The symbolic heart of Greenwich Village, Washington Square Park is one of NYC’s most recognizable public spaces. Pass beneath the Washington Arch—the giant structure marking the park’s Fifth Avenue entrance on the north side—and you’ll see the energy that makes the place so special. NYU students congregate around a central fountain; sunbathers lie on the lawn; musicians sit on benches strumming guitars; and canines run gleefully amok in two dog runs. The park’s black-brick paths and vintage-style streetlights lend it a 19th-century feel, as does a majestic bronze statue of Garibaldi.
Frequently Asked Questions
What can I see there? The Washington Square Arch, for one thing. The landmark honors the first president of the United States and was inspired by Paris’ Arc de Triomphe.
Some guy asked me to play chess. Should I do it? The park is a haven for some serious chess players, who occupy the tables in its southwest corner. You can play—just don’t bet money, even if someone asks you to.
Is there anywhere to eat or drink nearby? Lots of places. Nearby restaurants include the Mario Batali–affiliated Otto Enoteca Pizzeria and Babbo. Beer hall Amity Hall and Ramen Takumi are popular among college students, as is longtime cheap-eats staple Mamoun’s Falafel.
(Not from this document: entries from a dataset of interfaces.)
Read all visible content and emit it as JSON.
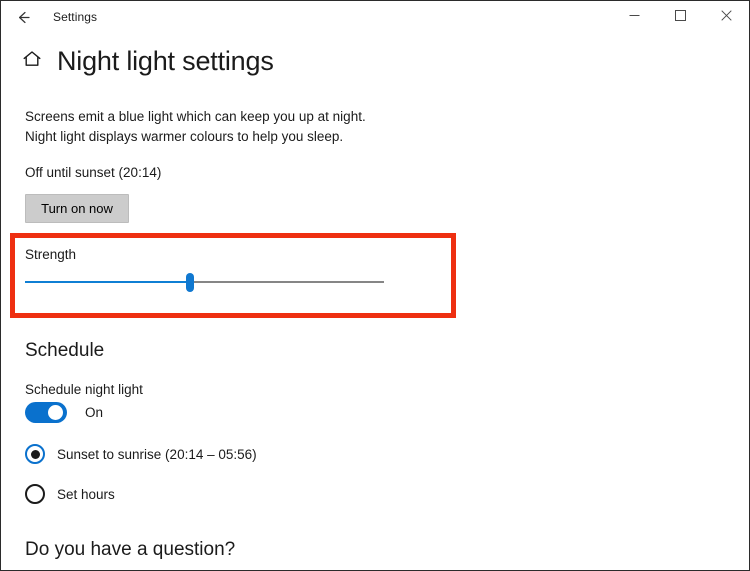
{
  "window": {
    "title": "Settings",
    "back_icon": "back-arrow-icon",
    "controls": {
      "minimize": "minimize-icon",
      "maximize": "maximize-icon",
      "close": "close-icon"
    }
  },
  "header": {
    "home_icon": "home-icon",
    "title": "Night light settings"
  },
  "main": {
    "description": "Screens emit a blue light which can keep you up at night. Night light displays warmer colours to help you sleep.",
    "status": "Off until sunset (20:14)",
    "turn_on_label": "Turn on now",
    "strength": {
      "label": "Strength",
      "value_percent": 46,
      "highlight_color": "#ee2f11",
      "fill_color": "#0f7fd4",
      "track_color": "#868686"
    },
    "schedule": {
      "heading": "Schedule",
      "toggle_label": "Schedule night light",
      "toggle_state": "On",
      "toggle_on": true,
      "accent_color": "#0a71cd",
      "options": [
        {
          "label": "Sunset to sunrise (20:14 – 05:56)",
          "selected": true
        },
        {
          "label": "Set hours",
          "selected": false
        }
      ]
    },
    "question_heading": "Do you have a question?"
  }
}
Is the park haunted? Some say yes, as the park is located on the site of a 19th-century burial ground.
- Parks & Gardens